In true stories, as well as most conventional fiction, when characters move about, do things, say things, and interact with one another or with their environments, they operate logically. That is, we understand their motivations. The chicken crosses the road not simply to get to the other side, but because she wanted something over there.
On the other hand, characters in fairy tales operate differently. They don’t act like real people. In their book, Social Memory: New Perspectives on the Past, James Fentress and Chris Wickham explain that within folk tales (of which fairy tales are a subset), everything follows convention — the setting, the plot, the characters — all of it must follow the formula. And so people do things that in real life would raise serious questions. However, in their fairy-tale setting, we suspend disbelief.
In ‘The Juniper Tree’, the mother does not ask how and why she has become pregnant, nor how or why she is to die in giving birth. Similarly, there is no particular reason why Ann-Marie gathers her brother’s bones and buries them under the juniper tree; she just does so. The father is given no personality at all; he merely serves to accomplish the thematic business of eating the ‘beast’.

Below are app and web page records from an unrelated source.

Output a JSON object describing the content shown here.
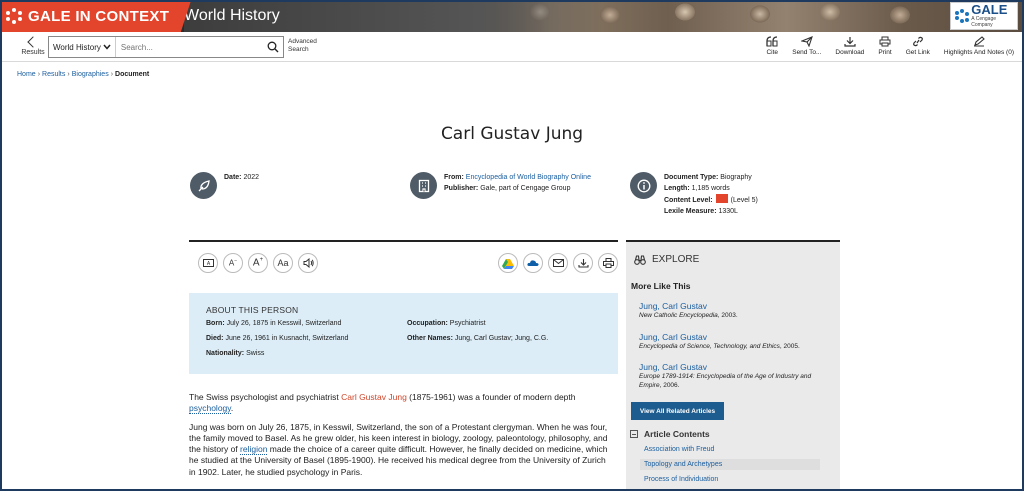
{
  "banner": {
    "brand": "GALE IN CONTEXT",
    "product": "World History",
    "logo_word": "GALE",
    "logo_sub": "A Cengage Company"
  },
  "toolbar": {
    "back_label": "Results",
    "scope": "World History",
    "search_placeholder": "Search...",
    "advanced_line1": "Advanced",
    "advanced_line2": "Search",
    "tools": {
      "cite": "Cite",
      "send": "Send To...",
      "download": "Download",
      "print": "Print",
      "link": "Get Link",
      "highlights": "Highlights And Notes (0)"
    }
  },
  "breadcrumb": {
    "home": "Home",
    "results": "Results",
    "bios": "Biographies",
    "current": "Document"
  },
  "doc": {
    "title": "Carl Gustav Jung",
    "date_label": "Date:",
    "date": "2022",
    "from_label": "From:",
    "from": "Encyclopedia of World Biography Online",
    "publisher_label": "Publisher:",
    "publisher": "Gale, part of Cengage Group",
    "type_label": "Document Type:",
    "type": "Biography",
    "length_label": "Length:",
    "length": "1,185 words",
    "level_label": "Content Level:",
    "level": "(Level 5)",
    "lexile_label": "Lexile Measure:",
    "lexile": "1330L"
  },
  "about": {
    "heading": "ABOUT THIS PERSON",
    "born_label": "Born:",
    "born": "July 26, 1875 in Kesswil, Switzerland",
    "died_label": "Died:",
    "died": "June 26, 1961 in Kusnacht, Switzerland",
    "nat_label": "Nationality:",
    "nat": "Swiss",
    "occ_label": "Occupation:",
    "occ": "Psychiatrist",
    "other_label": "Other Names:",
    "other": "Jung, Carl Gustav; Jung, C.G."
  },
  "body": {
    "p1_a": "The Swiss psychologist and psychiatrist ",
    "p1_link": "Carl Gustav Jung",
    "p1_b": " (1875-1961) was a founder of modern depth ",
    "p1_link2": "psychology",
    "p1_c": ".",
    "p2_a": "Jung was born on July 26, 1875, in Kesswil, Switzerland, the son of a Protestant clergyman. When he was four, the family moved to Basel. As he grew older, his keen interest in biology, zoology, paleontology, philosophy, and the history of ",
    "p2_link": "religion",
    "p2_b": " made the choice of a career quite difficult. However, he finally decided on medicine, which he studied at the University of Basel (1895-1900). He received his medical degree from the University of Zurich in 1902. Later, he studied psychology in Paris."
  },
  "explore": {
    "heading": "EXPLORE",
    "more_like": "More Like This",
    "related": [
      {
        "title": "Jung, Carl Gustav",
        "source": "New Catholic Encyclopedia",
        "year": ", 2003."
      },
      {
        "title": "Jung, Carl Gustav",
        "source": "Encyclopedia of Science, Technology, and Ethics",
        "year": ", 2005."
      },
      {
        "title": "Jung, Carl Gustav",
        "source": "Europe 1789-1914: Encyclopedia of the Age of Industry and Empire",
        "year": ", 2006."
      }
    ],
    "view_all": "View All Related Articles",
    "contents_heading": "Article Contents",
    "contents": [
      "Association with Freud",
      "Topology and Archetypes",
      "Process of Individuation"
    ]
  },
  "colors": {
    "brand": "#e2452c",
    "link": "#1b5fa0",
    "button": "#1d5c8f",
    "about_bg": "#dcedf7"
  }
}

This motivelessness is typical. The behaviour of fairy-tale characters is governed by a set of themes which specifies the way in which a particular series of actions must be performed, and it is this thematic logic, rather than a character’s psychology, that is frequently behind the character’s action. Even though there is nothing in the story that gives Ann-Marie reason to know this, she must bury her brother’s bones at the foot of the tree that marks his mother’s grave because this is the way the particular narrative motif works. Unless the bones of the slaughtered beast are gathered in its ‘skin’ and placed beside its mother, it cannot be resuscitated. (Fentriss and Wickham, 1992, p. 65, emphasis mine)
Essentially, in these stories people serve functional purposes. As the authors put it, they are “embodied functions.” In fact we would be committing a categorical mistake if we focused on their psychological motivations. It’s much the same in the stories we read in the gospels. Consider the tale of the disciples walking through the wheat fields, deciding on the spur of the moment to eat some of the grain. read more